It’s interesting. For most of the 20th century, the general consensus among neuroscientists was that the human brain remained unchanged from early childhood.
Now we know the opposite is true!
In fact, we now know that our brain remains plastic (that is, changeable) throughout our lives. These changes (called ‘neuroplasticity’) range from what we learn and grown, to how we respond to being hurt,
However, it turns out that there are things we can do to encourage that change, and make the changes good for us. In fact, extensive research points to certain keys to neuroplasticity, without which it is more difficult (and sometimes impossible) for the brain to change at all. In addition, there are aspects which can assist or enhance this changing process. Let’s look at them today.
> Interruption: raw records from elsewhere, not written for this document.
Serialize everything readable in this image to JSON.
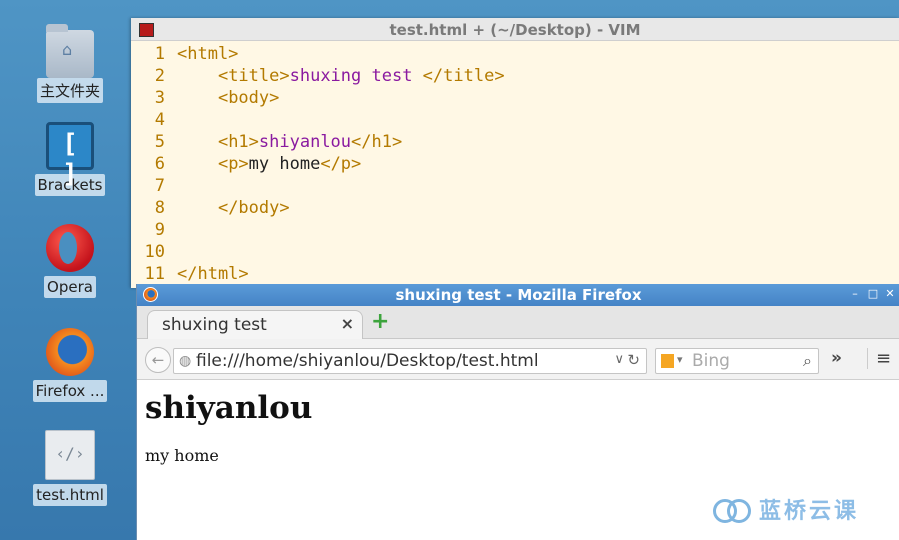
{
  "desktop": {
    "icons": [
      {
        "label": "主文件夹",
        "icon": "home-folder-icon"
      },
      {
        "label": "Brackets",
        "icon": "brackets-icon"
      },
      {
        "label": "Opera",
        "icon": "opera-icon"
      },
      {
        "label": "Firefox ...",
        "icon": "firefox-icon"
      },
      {
        "label": "test.html",
        "icon": "html-file-icon"
      }
    ]
  },
  "vim": {
    "title": "test.html + (~/Desktop) - VIM",
    "lines": [
      {
        "num": "1"
      },
      {
        "num": "2"
      },
      {
        "num": "3"
      },
      {
        "num": "4"
      },
      {
        "num": "5"
      },
      {
        "num": "6"
      },
      {
        "num": "7"
      },
      {
        "num": "8"
      },
      {
        "num": "9"
      },
      {
        "num": "10"
      },
      {
        "num": "11"
      }
    ],
    "code": {
      "l1": "<html>",
      "l2_open": "<title>",
      "l2_text": "shuxing test ",
      "l2_close": "</title>",
      "l3": "<body>",
      "l5_open": "<h1>",
      "l5_text": "shiyanlou",
      "l5_close": "</h1>",
      "l6_open": "<p>",
      "l6_text": "my home",
      "l6_close": "</p>",
      "l8": "</body>",
      "l11": "</html>"
    }
  },
  "firefox": {
    "title": "shuxing test - Mozilla Firefox",
    "tab_label": "shuxing test",
    "tab_close": "×",
    "new_tab": "+",
    "url": "file:///home/shiyanlou/Desktop/test.html",
    "search_placeholder": "Bing",
    "more": "»",
    "menu": "≡",
    "page": {
      "heading": "shiyanlou",
      "paragraph": "my home"
    }
  },
  "watermark": {
    "text": "蓝桥云课"
  }
}
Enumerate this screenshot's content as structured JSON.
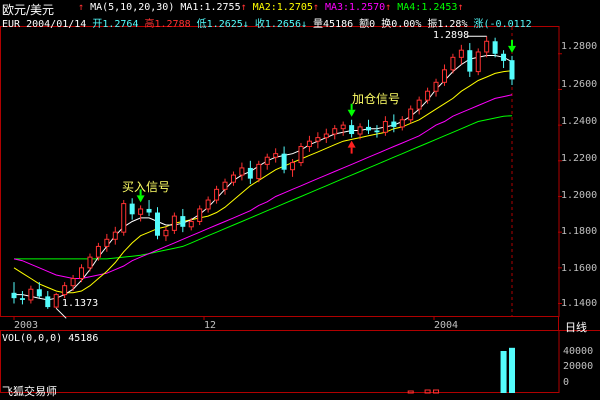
{
  "header": {
    "title": "欧元/美元",
    "ma_label": "MA(5,10,20,30)",
    "ma1": "MA1:1.2755",
    "ma2": "MA2:1.2705",
    "ma3": "MA3:1.2570",
    "ma4": "MA4:1.2453",
    "symbol": "EUR",
    "date": "2004/01/14",
    "open": "开1.2764",
    "high": "高1.2788",
    "low": "低1.2625",
    "close": "收1.2656",
    "volume": "量45186",
    "amount": "额0",
    "turnover": "换0.00%",
    "amplitude": "振1.28%",
    "change": "涨(-0.0112"
  },
  "price_axis": [
    "1.2800",
    "1.2600",
    "1.2400",
    "1.2200",
    "1.2000",
    "1.1800",
    "1.1600",
    "1.1400"
  ],
  "annotations": {
    "buy": "买入信号",
    "add": "加仓信号",
    "high_mark": "1.2898",
    "low_mark": "1.1373"
  },
  "x_axis": [
    "2003",
    "12",
    "2004"
  ],
  "period": "日线",
  "volume_panel": {
    "label": "VOL(0,0,0)",
    "value": "45186",
    "axis": [
      "40000",
      "20000",
      "0"
    ]
  },
  "footer": "飞狐交易师",
  "colors": {
    "up": "#ff3232",
    "down": "#54fcfc",
    "ma1": "#ffffff",
    "ma2": "#ffff00",
    "ma3": "#ff00ff",
    "ma4": "#00ff00",
    "frame": "#b00000"
  },
  "chart_data": {
    "type": "candlestick",
    "ylim": [
      1.133,
      1.295
    ],
    "ohlc": [
      [
        1.146,
        1.152,
        1.14,
        1.143
      ],
      [
        1.143,
        1.147,
        1.1395,
        1.142
      ],
      [
        1.142,
        1.15,
        1.14,
        1.148
      ],
      [
        1.148,
        1.152,
        1.143,
        1.144
      ],
      [
        1.144,
        1.147,
        1.137,
        1.138
      ],
      [
        1.138,
        1.146,
        1.1373,
        1.145
      ],
      [
        1.145,
        1.152,
        1.143,
        1.15
      ],
      [
        1.15,
        1.156,
        1.147,
        1.154
      ],
      [
        1.154,
        1.162,
        1.152,
        1.16
      ],
      [
        1.16,
        1.168,
        1.158,
        1.166
      ],
      [
        1.166,
        1.174,
        1.164,
        1.172
      ],
      [
        1.172,
        1.179,
        1.169,
        1.176
      ],
      [
        1.176,
        1.183,
        1.173,
        1.18
      ],
      [
        1.18,
        1.198,
        1.178,
        1.196
      ],
      [
        1.196,
        1.199,
        1.187,
        1.19
      ],
      [
        1.19,
        1.195,
        1.186,
        1.193
      ],
      [
        1.193,
        1.198,
        1.189,
        1.191
      ],
      [
        1.191,
        1.194,
        1.176,
        1.178
      ],
      [
        1.178,
        1.183,
        1.175,
        1.181
      ],
      [
        1.181,
        1.191,
        1.179,
        1.189
      ],
      [
        1.189,
        1.193,
        1.18,
        1.183
      ],
      [
        1.183,
        1.188,
        1.181,
        1.186
      ],
      [
        1.186,
        1.195,
        1.184,
        1.193
      ],
      [
        1.193,
        1.2,
        1.191,
        1.198
      ],
      [
        1.198,
        1.206,
        1.196,
        1.204
      ],
      [
        1.204,
        1.21,
        1.201,
        1.208
      ],
      [
        1.208,
        1.214,
        1.206,
        1.212
      ],
      [
        1.212,
        1.219,
        1.209,
        1.216
      ],
      [
        1.216,
        1.22,
        1.207,
        1.21
      ],
      [
        1.21,
        1.22,
        1.208,
        1.218
      ],
      [
        1.218,
        1.224,
        1.215,
        1.222
      ],
      [
        1.222,
        1.227,
        1.219,
        1.224
      ],
      [
        1.224,
        1.228,
        1.213,
        1.215
      ],
      [
        1.215,
        1.221,
        1.211,
        1.219
      ],
      [
        1.219,
        1.23,
        1.217,
        1.228
      ],
      [
        1.228,
        1.234,
        1.225,
        1.231
      ],
      [
        1.231,
        1.236,
        1.227,
        1.233
      ],
      [
        1.233,
        1.238,
        1.23,
        1.235
      ],
      [
        1.235,
        1.24,
        1.232,
        1.238
      ],
      [
        1.238,
        1.242,
        1.234,
        1.24
      ],
      [
        1.24,
        1.243,
        1.233,
        1.235
      ],
      [
        1.235,
        1.241,
        1.232,
        1.239
      ],
      [
        1.239,
        1.243,
        1.235,
        1.237
      ],
      [
        1.237,
        1.24,
        1.233,
        1.236
      ],
      [
        1.236,
        1.245,
        1.234,
        1.242
      ],
      [
        1.242,
        1.246,
        1.236,
        1.239
      ],
      [
        1.239,
        1.245,
        1.237,
        1.243
      ],
      [
        1.243,
        1.251,
        1.241,
        1.249
      ],
      [
        1.249,
        1.256,
        1.246,
        1.254
      ],
      [
        1.254,
        1.261,
        1.252,
        1.259
      ],
      [
        1.259,
        1.266,
        1.256,
        1.264
      ],
      [
        1.264,
        1.274,
        1.262,
        1.271
      ],
      [
        1.271,
        1.28,
        1.269,
        1.278
      ],
      [
        1.278,
        1.285,
        1.274,
        1.282
      ],
      [
        1.282,
        1.286,
        1.267,
        1.27
      ],
      [
        1.27,
        1.283,
        1.268,
        1.281
      ],
      [
        1.281,
        1.2898,
        1.278,
        1.287
      ],
      [
        1.287,
        1.289,
        1.278,
        1.28
      ],
      [
        1.28,
        1.282,
        1.272,
        1.276
      ],
      [
        1.2764,
        1.2788,
        1.2625,
        1.2656
      ]
    ],
    "ma1": [
      1.145,
      1.145,
      1.144,
      1.143,
      1.142,
      1.143,
      1.145,
      1.148,
      1.153,
      1.159,
      1.166,
      1.172,
      1.178,
      1.183,
      1.186,
      1.188,
      1.188,
      1.186,
      1.184,
      1.184,
      1.185,
      1.187,
      1.19,
      1.194,
      1.199,
      1.204,
      1.209,
      1.212,
      1.214,
      1.217,
      1.22,
      1.222,
      1.223,
      1.224,
      1.226,
      1.229,
      1.231,
      1.233,
      1.235,
      1.236,
      1.237,
      1.237,
      1.238,
      1.238,
      1.239,
      1.24,
      1.242,
      1.245,
      1.249,
      1.254,
      1.26,
      1.265,
      1.27,
      1.274,
      1.277,
      1.278,
      1.279,
      1.279,
      1.278,
      1.2755
    ],
    "ma2": [
      1.16,
      1.157,
      1.154,
      1.151,
      1.149,
      1.147,
      1.146,
      1.146,
      1.147,
      1.15,
      1.154,
      1.158,
      1.163,
      1.169,
      1.174,
      1.178,
      1.18,
      1.182,
      1.183,
      1.185,
      1.186,
      1.187,
      1.188,
      1.189,
      1.191,
      1.194,
      1.198,
      1.202,
      1.206,
      1.209,
      1.212,
      1.215,
      1.217,
      1.219,
      1.221,
      1.223,
      1.225,
      1.227,
      1.229,
      1.231,
      1.232,
      1.233,
      1.234,
      1.235,
      1.236,
      1.238,
      1.239,
      1.241,
      1.243,
      1.246,
      1.249,
      1.252,
      1.255,
      1.259,
      1.262,
      1.265,
      1.267,
      1.269,
      1.27,
      1.2705
    ],
    "ma3": [
      1.165,
      1.164,
      1.162,
      1.16,
      1.158,
      1.156,
      1.155,
      1.154,
      1.154,
      1.155,
      1.156,
      1.157,
      1.159,
      1.161,
      1.164,
      1.166,
      1.168,
      1.17,
      1.172,
      1.174,
      1.176,
      1.178,
      1.18,
      1.182,
      1.184,
      1.186,
      1.188,
      1.19,
      1.192,
      1.195,
      1.197,
      1.2,
      1.202,
      1.204,
      1.206,
      1.208,
      1.21,
      1.212,
      1.214,
      1.216,
      1.218,
      1.22,
      1.222,
      1.224,
      1.226,
      1.228,
      1.23,
      1.232,
      1.234,
      1.237,
      1.24,
      1.242,
      1.245,
      1.247,
      1.249,
      1.251,
      1.253,
      1.255,
      1.256,
      1.257
    ],
    "ma4": [
      1.165,
      1.165,
      1.165,
      1.165,
      1.165,
      1.165,
      1.165,
      1.165,
      1.165,
      1.165,
      1.165,
      1.165,
      1.1655,
      1.166,
      1.1665,
      1.167,
      1.168,
      1.169,
      1.17,
      1.171,
      1.172,
      1.174,
      1.176,
      1.178,
      1.18,
      1.182,
      1.184,
      1.186,
      1.188,
      1.19,
      1.192,
      1.194,
      1.196,
      1.198,
      1.2,
      1.202,
      1.204,
      1.206,
      1.208,
      1.21,
      1.212,
      1.214,
      1.216,
      1.218,
      1.22,
      1.222,
      1.224,
      1.226,
      1.228,
      1.23,
      1.232,
      1.234,
      1.236,
      1.238,
      1.24,
      1.242,
      1.243,
      1.244,
      1.245,
      1.2453
    ],
    "volume": [
      0,
      0,
      0,
      0,
      0,
      0,
      0,
      0,
      0,
      0,
      0,
      0,
      0,
      0,
      0,
      0,
      0,
      0,
      0,
      0,
      0,
      0,
      0,
      0,
      0,
      0,
      0,
      0,
      0,
      0,
      0,
      0,
      0,
      0,
      0,
      0,
      0,
      0,
      0,
      0,
      0,
      0,
      0,
      0,
      0,
      0,
      0,
      2000,
      0,
      3000,
      3000,
      0,
      0,
      0,
      0,
      0,
      0,
      0,
      42000,
      45186
    ],
    "buy_signal_index": 15,
    "add_signal_index": 40,
    "vol_ylim": [
      0,
      50000
    ]
  }
}
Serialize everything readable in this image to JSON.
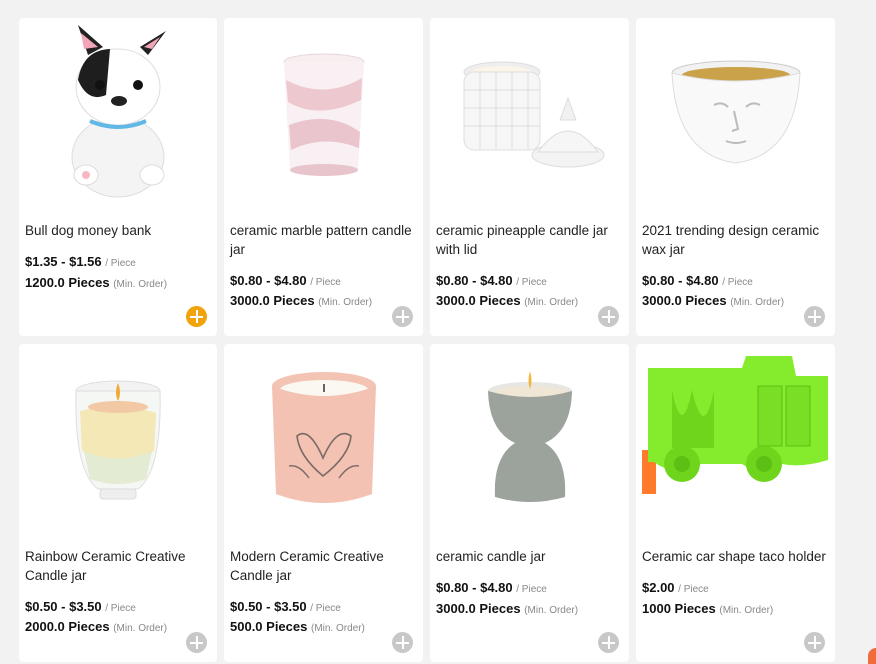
{
  "products": [
    {
      "title": "Bull dog money bank",
      "price": "$1.35 - $1.56",
      "unit": "/ Piece",
      "qty": "1200.0 Pieces",
      "moq": "(Min. Order)",
      "add_icon": "plus-circle-icon",
      "add_active": true
    },
    {
      "title": "ceramic marble pattern candle jar",
      "price": "$0.80 - $4.80",
      "unit": "/ Piece",
      "qty": "3000.0 Pieces",
      "moq": "(Min. Order)",
      "add_icon": "plus-circle-icon",
      "add_active": false
    },
    {
      "title": "ceramic pineapple candle jar with lid",
      "price": "$0.80 - $4.80",
      "unit": "/ Piece",
      "qty": "3000.0 Pieces",
      "moq": "(Min. Order)",
      "add_icon": "plus-circle-icon",
      "add_active": false
    },
    {
      "title": "2021 trending design ceramic wax jar",
      "price": "$0.80 - $4.80",
      "unit": "/ Piece",
      "qty": "3000.0 Pieces",
      "moq": "(Min. Order)",
      "add_icon": "plus-circle-icon",
      "add_active": false
    },
    {
      "title": "Rainbow Ceramic Creative Candle jar",
      "price": "$0.50 - $3.50",
      "unit": "/ Piece",
      "qty": "2000.0 Pieces",
      "moq": "(Min. Order)",
      "add_icon": "plus-circle-icon",
      "add_active": false
    },
    {
      "title": "Modern Ceramic Creative Candle jar",
      "price": "$0.50 - $3.50",
      "unit": "/ Piece",
      "qty": "500.0 Pieces",
      "moq": "(Min. Order)",
      "add_icon": "plus-circle-icon",
      "add_active": false
    },
    {
      "title": "ceramic candle jar",
      "price": "$0.80 - $4.80",
      "unit": "/ Piece",
      "qty": "3000.0 Pieces",
      "moq": "(Min. Order)",
      "add_icon": "plus-circle-icon",
      "add_active": false
    },
    {
      "title": "Ceramic car shape taco holder",
      "price": "$2.00",
      "unit": "/ Piece",
      "qty": "1000 Pieces",
      "moq": "(Min. Order)",
      "add_icon": "plus-circle-icon",
      "add_active": false
    }
  ],
  "colors": {
    "add_active": "#f0a30a",
    "add_inactive": "#c8c8c8",
    "background": "#f2f2f2"
  }
}
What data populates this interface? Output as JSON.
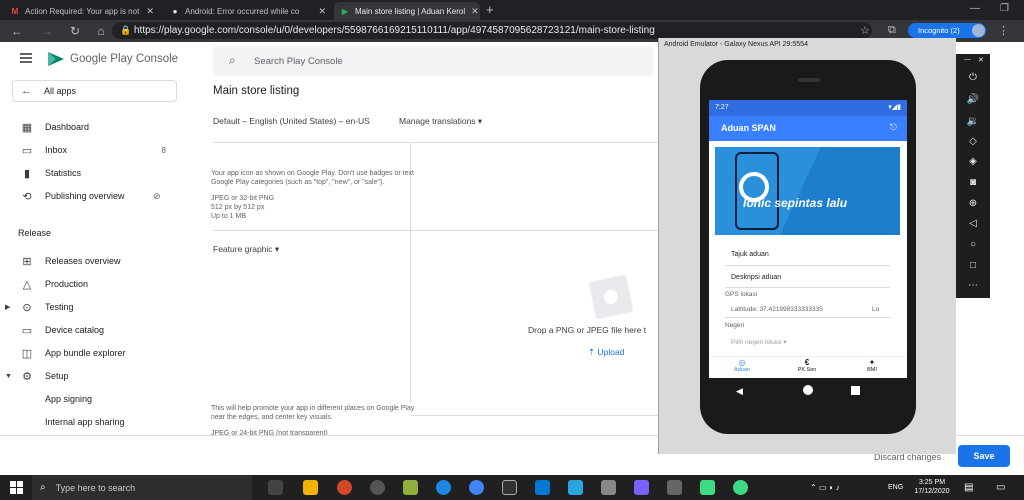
{
  "browser": {
    "tabs": [
      {
        "label": "Action Required: Your app is not",
        "icon": "gmail-icon"
      },
      {
        "label": "Android: Error occurred while co",
        "icon": "github-icon"
      },
      {
        "label": "Main store listing | Aduan Kerol",
        "icon": "play-console-icon"
      }
    ],
    "new_tab": "+",
    "url": "https://play.google.com/console/u/0/developers/5598766169215110111/app/4974587095628723121/main-store-listing",
    "profile": "Incognito (2)"
  },
  "console": {
    "logo": "Google Play Console",
    "search_placeholder": "Search Play Console",
    "all_apps": "All apps",
    "page_title": "Main store listing",
    "language": "Default – English (United States) – en-US",
    "manage_translations": "Manage translations",
    "sidebar": [
      {
        "label": "Dashboard",
        "icon": "dashboard-icon"
      },
      {
        "label": "Inbox",
        "icon": "inbox-icon",
        "count": "8"
      },
      {
        "label": "Statistics",
        "icon": "statistics-icon"
      },
      {
        "label": "Publishing overview",
        "icon": "publishing-icon"
      }
    ],
    "section_release": "Release",
    "release_items": [
      {
        "label": "Releases overview",
        "icon": "releases-icon"
      },
      {
        "label": "Production",
        "icon": "production-icon"
      },
      {
        "label": "Testing",
        "icon": "testing-icon"
      },
      {
        "label": "Device catalog",
        "icon": "device-icon"
      },
      {
        "label": "App bundle explorer",
        "icon": "bundle-icon"
      },
      {
        "label": "Setup",
        "icon": "setup-icon"
      },
      {
        "label": "App signing",
        "icon": ""
      },
      {
        "label": "Internal app sharing",
        "icon": ""
      }
    ],
    "icon_note": [
      "Your app icon as shown on Google Play. Don't use badges or text",
      "Google Play categories (such as \"top\", \"new\", or \"sale\")."
    ],
    "icon_specs": [
      "JPEG or 32-bit PNG",
      "512 px by 512 px",
      "Up to 1 MB"
    ],
    "feature_graphic": "Feature graphic",
    "drop_text": "Drop a PNG or JPEG file here t",
    "upload": "Upload",
    "feature_note": [
      "This will help promote your app in different places on Google Play",
      "near the edges, and center key visuals."
    ],
    "feature_spec": "JPEG or 24-bit PNG (not transparent)",
    "discard": "Discard changes",
    "save": "Save"
  },
  "emulator": {
    "title": "Android Emulator - Galaxy Nexus API 29:5554",
    "status_time": "7:27",
    "app_title": "Aduan SPAN",
    "banner_text": "Ionic sepintas lalu",
    "field_title": "Tajuk aduan",
    "field_desc": "Deskripsi aduan",
    "gps_label": "GPS lokasi",
    "gps_value": "Lattitude: 37.421998333333335",
    "gps_extra": "Lo",
    "state_label": "Negeri",
    "state_value": "Pilih negeri lokasi",
    "tabs": [
      {
        "label": "Aduan",
        "icon": "aduan-icon",
        "active": true
      },
      {
        "label": "PK Sen",
        "icon": "euro-icon",
        "active": false
      },
      {
        "label": "BMI",
        "icon": "person-icon",
        "active": false
      }
    ]
  },
  "taskbar": {
    "search": "Type here to search",
    "lang": "ENG",
    "time": "3:25 PM",
    "date": "17/12/2020"
  },
  "colors": {
    "accent": "#1a73e8",
    "app_bar": "#3880ff"
  }
}
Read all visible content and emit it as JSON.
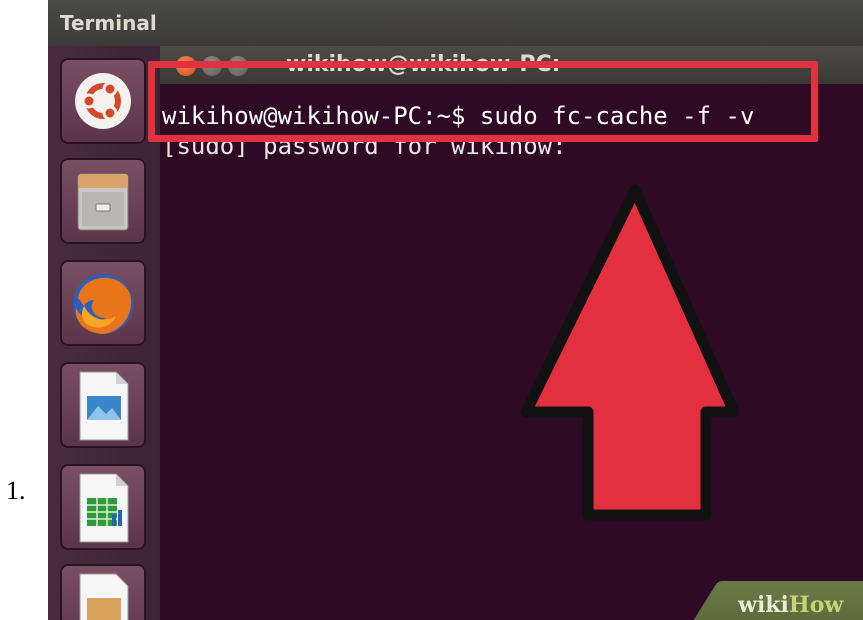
{
  "step": {
    "number": "1."
  },
  "topbar": {
    "title": "Terminal"
  },
  "launcher": {
    "items": [
      {
        "name": "ubuntu-dash",
        "icon": "ubuntu-logo-icon"
      },
      {
        "name": "files",
        "icon": "file-cabinet-icon"
      },
      {
        "name": "firefox",
        "icon": "firefox-icon"
      },
      {
        "name": "libreoffice-impress",
        "icon": "presentation-icon"
      },
      {
        "name": "libreoffice-calc",
        "icon": "spreadsheet-icon"
      },
      {
        "name": "libreoffice-impress-2",
        "icon": "document-chart-icon"
      }
    ]
  },
  "terminal": {
    "window_title": "wikihow@wikihow-PC: ~",
    "lines": [
      "wikihow@wikihow-PC:~$ sudo fc-cache -f -v",
      "[sudo] password for wikihow:"
    ]
  },
  "annotation": {
    "highlight_color": "#e2323f",
    "arrow_color": "#e33040"
  },
  "watermark": {
    "wiki": "wiki",
    "how": "How"
  }
}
Let’s look at what I like to call the “Three Keys to Neuroplasticity.”
Healthy adults need between 7 – 9 hours of sleep. Sleep is the only chance your brain gets to make sense out of all the stuff you have learned during the day! It is not wonder then, that young people (from babies to people going into their early twenties) need even more: 8.5 – 9.25 hours. In addition, while we’re sleeping, our brains also comb through all this new information to determine what we do and don’t need to remember. So as you can imagine, if we don’t get our sleep, things get very mentally messy.
New experiences change our brains! If we don’t know how to do something, the neural patterns obviously don’t exist. But when we DO decide to learn new things (a musical instrument, a new book, and new language, and new relationship, a new place to go, etc.), they stimulate our brain to change! And let’s face it, all it takes is to make a decision to do so.
3.) Focus and Attention
Paying close attention to what you are doing actually increases the neurotransmitters which are responsible to creating new neural connections. So put that iPhone down and focus on who you are with, or what is going on around you. In addition, many studies link focused attention to the thickness or density of the gray matter in your brain!
Two Enhancers to Neuroplasticity
In addition, here are two ways to enhance how much your brain can learn and grow and change!
Do you know the best way to keep your brain from aging? No…it’s not in your diet…or in exercise…or pills. It turns out that the best way of keeping our brains from aging is through relationships with other brains…i.e., people! Being socially connected actually diminishes stress, and it can even reduce inflammation and sickness. When we feel we are being heard and understood, our connective fibers in our brain actually get longer. So keep in touch with those you love, and encourage yourself to meet new people.
This is my favorite. Do you know what your brain does when you make those big bonehead mistakes, and you exclaim to yourself, “How could I have been so stupid?” It pipes up and exclaims, “I know! Do you remember that stupid thing you did yesterday, or that dumb thing you did last week, or last month?”
And then do you know what we do? We get out this mental list and start going down the list to remember all the mistakes we’ve made.
But dear reader, listen to this! As you remember those mistakes, your brain doesn’t know that you made them a week ago, or a month ago, or a year ago. Your brain is recording those memories again…but this time as if they happened when? RIGHT NOW! And then you’re carrying that stuff around.
Now here is some wonderful news. (And I always get teary-eyed when I share this with my audience.) YOU DON’T HAVE TO DO THAT ANYMORE. STARTING WHEN? RIGHT NOW!
So what do you do instead? First, throw away the list. (Learn from your mistake so you won’t do it again), but you don’t need the list.
And then use three wonderful words: The Next Time! “The next time I’ll do it this way, “ or “The next time I’ll do it that way.” And when you say “The Next Time,” you are saying that you are still learning and growing and changing, but part of that is making mistakes. But just became you have failed does not mean you are a failure. In fact, when you read the biographies of incredibly successful people, It is astounding how often they have also failed.
When Thomas Edison was asked how it felt to fail 999 times looking for the filament of a light bulb, he exclaimed, “I did NOT failed 999 times! I simply found 999 ways that didn’t work!”